Steffen Hantke – Sogang University
Are Robots the New Zombies?:
Monstrosity for the Twenty-first Century
To the extent that robots can trace their generic origins back to Mary Shelley’s Frankenstein (1818), they have always contained within them traces of a generic hybridity, which was to differentiate subsequently into the separate genre traditions of, respectively, science fiction and horror. Even though robots have traditionally been part of the genre inventory of science fiction, a recent cycle of robot narratives in popular culture appears to redress this generic hybridity in favor of the horror genre. Given the increasingly porous boundaries between genres in recent popular culture, these narratives either mobilize the inventory of science fiction or position themselves in the generically ambiguous terrain of techno-horror or the techno-thriller. Films like The Machine (2013), Automata (2014), Ex Machina (2015), and the upcoming Blade Runner 2049 (2017), as well as television series like Real Humans (2012-16) and Westworld (2016- ) are bringing robots back to the forefront of popular culture.
Since this is occurring just as the cultural cycle of the past decade in which zombies were dominating the narrative appears to have run its course, it is worthwhile comparing the way both figures imagine, model, and embody monstrosity. Beyond the obvious fact that robots can be figures of anxiety and horror, two aspects of this comparative reading highlight changes within the ongoing cultural discourse on monstrosity. The first concerns the problem of embodied monstrosity, which, unlike the zombie, places the robot in a complex and problematic relationship with Kristevan abjection. The second concerns the range of narrative options, a range which, unlike standard narratives about zombie monstrosity, has narrowed down around the robot’s violent Oedipal confrontation with its creator. Examining these two discursive discontinuities promises to reveal whether robots take over where zombies left off, or whether a new monster for the twenty-first century is announcing its triumphant return.
Steffen Hantke is Professor of English at Sogang University, Seoul. He has edited Horror, a special topic issue of Paradoxa (2002), Horror: Creating and Marketing Fear (2004), Caligari’s Heirs: The German Cinema of Fear after 1945 (2007), American Horror Film: The Genre at the Turn of the Millennium (2010), and, with Agnieszka Soltysik-Monnet, War Gothic in Literature and Culture (2016). He is also author of Conspiracy and Paranoia in Contemporary American Literature (1994) and Monsters in the Machine: Science Fiction Film and the Militarization of America after World War II (2016).
Speaking at 17:15 on 21 April 2017
Peter Hutchings – Northumbria University

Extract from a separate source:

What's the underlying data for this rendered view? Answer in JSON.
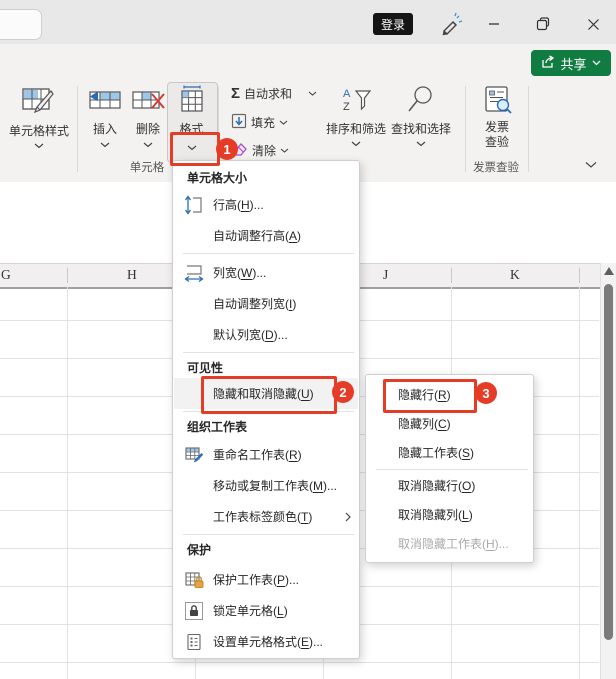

New Monsters for Old in Twenty-first Century Horror Cinema
The Australian production The Babadook (2014) and the US films It Follows (2014) and The Witch (2016) have been widely acclaimed as innovative interventions into the horror genre that mix generic conventions with approaches from art and indie cinema. As different from each other as these films might be, this paper considers them as texts that together offer a particular twenty-first century treatment of monsters. In particular, it focuses on the way in which, for all the centrality of the monster to their respective narratives, these films often present the monstrous in an elliptical and ambiguous fashion.
The paper identifies new ideological and ethical issues arising from the designation of people, entities or things as monstrous and explores the ways in which these issues have manifested in and helped to form The Babadook, It Follows and The Witch. It demonstrates that while these films are intensely aware of the history and productivity of the monster, they are at the same time uncomfortable with the idea of the monstrous and seek to reframe it in a manner that is not always coherent or consistent with their identities as horror films.
Peter Hutchings is Professor of Film Studies at Northumbria University. He has published widely on the horror genre, British cinema and television, science fiction and the thriller. His books include Hammer and Beyond: the British Horror Film (1993), Terence Fisher (2001), The British Film Guide to Dracula (2003), The Horror Film (2004) and The Historical Dictionary of Horror Cinema (2008, republished in paperback as The A-Z of Horror Cinema). He is currently completing a second edition of The Historical Dictionary of Horror Cinema and writing a book on 1970s American horror cinema.
Speaking at 17:15 on 22 April 2017